== WHAT TO DO ==
Check each line of the material below for "title", then copy the ones that contain it.

+ + +

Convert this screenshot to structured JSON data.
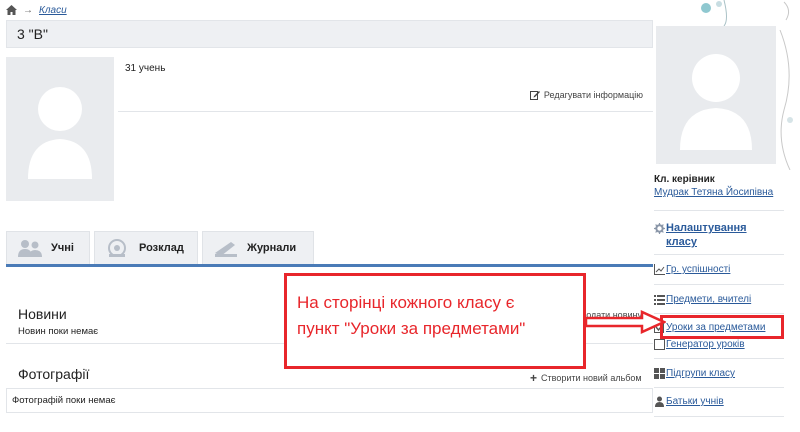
{
  "breadcrumb": {
    "link": "Класи"
  },
  "header": {
    "title": "3 \"В\""
  },
  "info": {
    "student_count": "31 учень",
    "edit_label": "Редагувати інформацію"
  },
  "tabs": [
    {
      "label": "Учні",
      "icon": "students-icon"
    },
    {
      "label": "Розклад",
      "icon": "schedule-icon"
    },
    {
      "label": "Журнали",
      "icon": "journals-icon"
    }
  ],
  "news": {
    "title": "Новини",
    "empty": "Новин поки немає",
    "add_label": "Додати новину"
  },
  "photos": {
    "title": "Фотографії",
    "empty": "Фотографій поки немає",
    "create_album": "Створити новий альбом"
  },
  "callout": {
    "line1": "На сторінці кожного класу є",
    "line2": "пункт \"Уроки за предметами\"",
    "color": "#e8262b"
  },
  "sidebar": {
    "teacher_label": "Кл. керівник",
    "teacher_name": "Мудрак Тетяна Йосипівна",
    "settings_label": "Налаштування класу",
    "items": [
      {
        "label": "Гр. успішності",
        "icon": "chart-icon"
      },
      {
        "label": "Предмети, вчителі",
        "icon": "list-icon"
      },
      {
        "label": "Уроки за предметами",
        "icon": "checkbox-icon"
      },
      {
        "label": "Генератор уроків",
        "icon": "generator-icon"
      },
      {
        "label": "Підгрупи класу",
        "icon": "groups-icon"
      },
      {
        "label": "Батьки учнів",
        "icon": "parents-icon"
      }
    ]
  },
  "colors": {
    "accent": "#4a7bb7",
    "link": "#2a5a9a",
    "highlight": "#e8262b"
  }
}
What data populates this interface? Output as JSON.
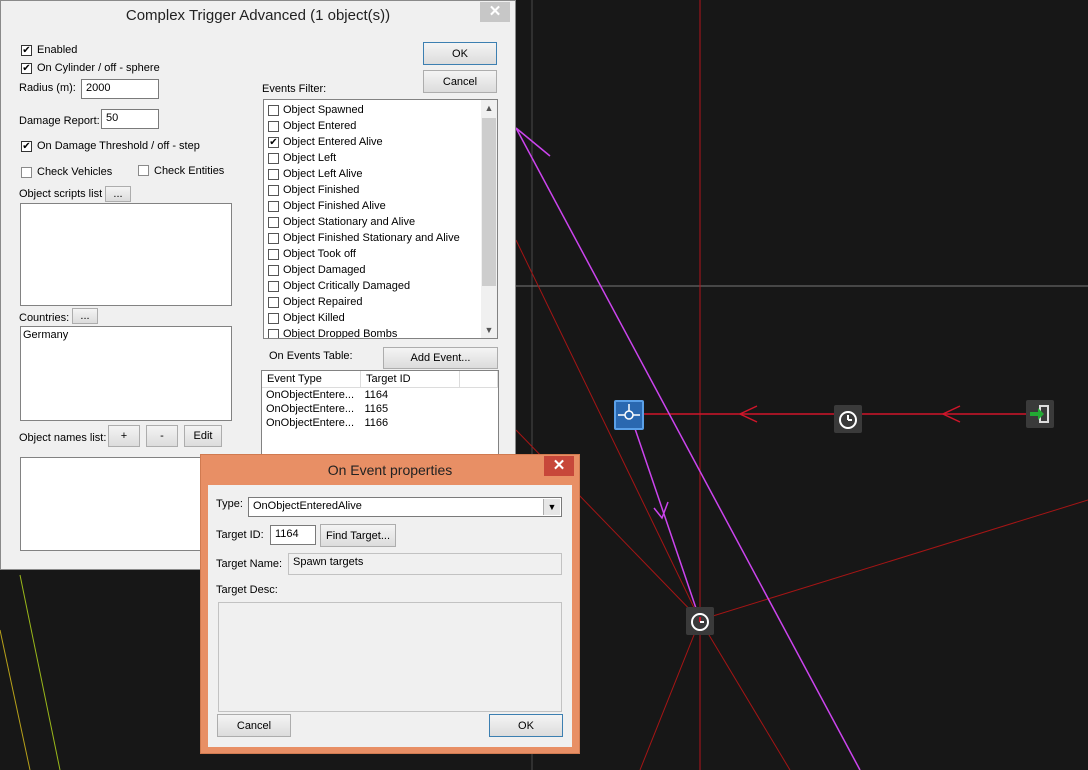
{
  "main_dialog": {
    "title": "Complex Trigger Advanced (1 object(s))",
    "close_glyph": "✕",
    "enabled_label": "Enabled",
    "enabled_checked": true,
    "cylinder_label": "On Cylinder / off - sphere",
    "cylinder_checked": true,
    "radius_label": "Radius (m):",
    "radius_value": "2000",
    "damage_report_label": "Damage Report:",
    "damage_report_value": "50",
    "damage_threshold_label": "On Damage Threshold / off - step",
    "damage_threshold_checked": true,
    "check_vehicles_label": "Check Vehicles",
    "check_vehicles_checked": false,
    "check_entities_label": "Check Entities",
    "check_entities_checked": false,
    "scripts_label": "Object scripts list",
    "ellipsis_label": "...",
    "countries_label": "Countries:",
    "countries": [
      "Germany"
    ],
    "names_label": "Object names list:",
    "plus_label": "+",
    "minus_label": "-",
    "edit_label": "Edit",
    "ok_label": "OK",
    "cancel_label": "Cancel",
    "events_filter_label": "Events Filter:",
    "events_filter": [
      {
        "label": "Object Spawned",
        "checked": false
      },
      {
        "label": "Object Entered",
        "checked": false
      },
      {
        "label": "Object Entered Alive",
        "checked": true
      },
      {
        "label": "Object Left",
        "checked": false
      },
      {
        "label": "Object Left Alive",
        "checked": false
      },
      {
        "label": "Object Finished",
        "checked": false
      },
      {
        "label": "Object Finished Alive",
        "checked": false
      },
      {
        "label": "Object Stationary and Alive",
        "checked": false
      },
      {
        "label": "Object Finished Stationary and Alive",
        "checked": false
      },
      {
        "label": "Object Took off",
        "checked": false
      },
      {
        "label": "Object Damaged",
        "checked": false
      },
      {
        "label": "Object Critically Damaged",
        "checked": false
      },
      {
        "label": "Object Repaired",
        "checked": false
      },
      {
        "label": "Object Killed",
        "checked": false
      },
      {
        "label": "Object Dropped Bombs",
        "checked": false
      }
    ],
    "events_table_label": "On Events Table:",
    "add_event_label": "Add Event...",
    "table_headers": [
      "Event Type",
      "Target ID"
    ],
    "table_rows": [
      [
        "OnObjectEntere...",
        "1164"
      ],
      [
        "OnObjectEntere...",
        "1165"
      ],
      [
        "OnObjectEntere...",
        "1166"
      ]
    ]
  },
  "event_dialog": {
    "title": "On Event properties",
    "close_glyph": "✕",
    "type_label": "Type:",
    "type_value": "OnObjectEnteredAlive",
    "target_id_label": "Target ID:",
    "target_id_value": "1164",
    "find_target_label": "Find Target...",
    "target_name_label": "Target Name:",
    "target_name_value": "Spawn targets",
    "target_desc_label": "Target Desc:",
    "cancel_label": "Cancel",
    "ok_label": "OK"
  },
  "colors": {
    "accent_orange": "#e88f65",
    "close_red": "#c7c7c7",
    "link_red": "#c8102e",
    "link_magenta": "#cc44ee"
  }
}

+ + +

== YOUR RESPONSE ==
    "title": "3 \"В\""
    "title": "Новини",
    "title": "Фотографії",
    "title": "Complex Trigger Advanced (1 object(s))",
    "title": "On Event properties",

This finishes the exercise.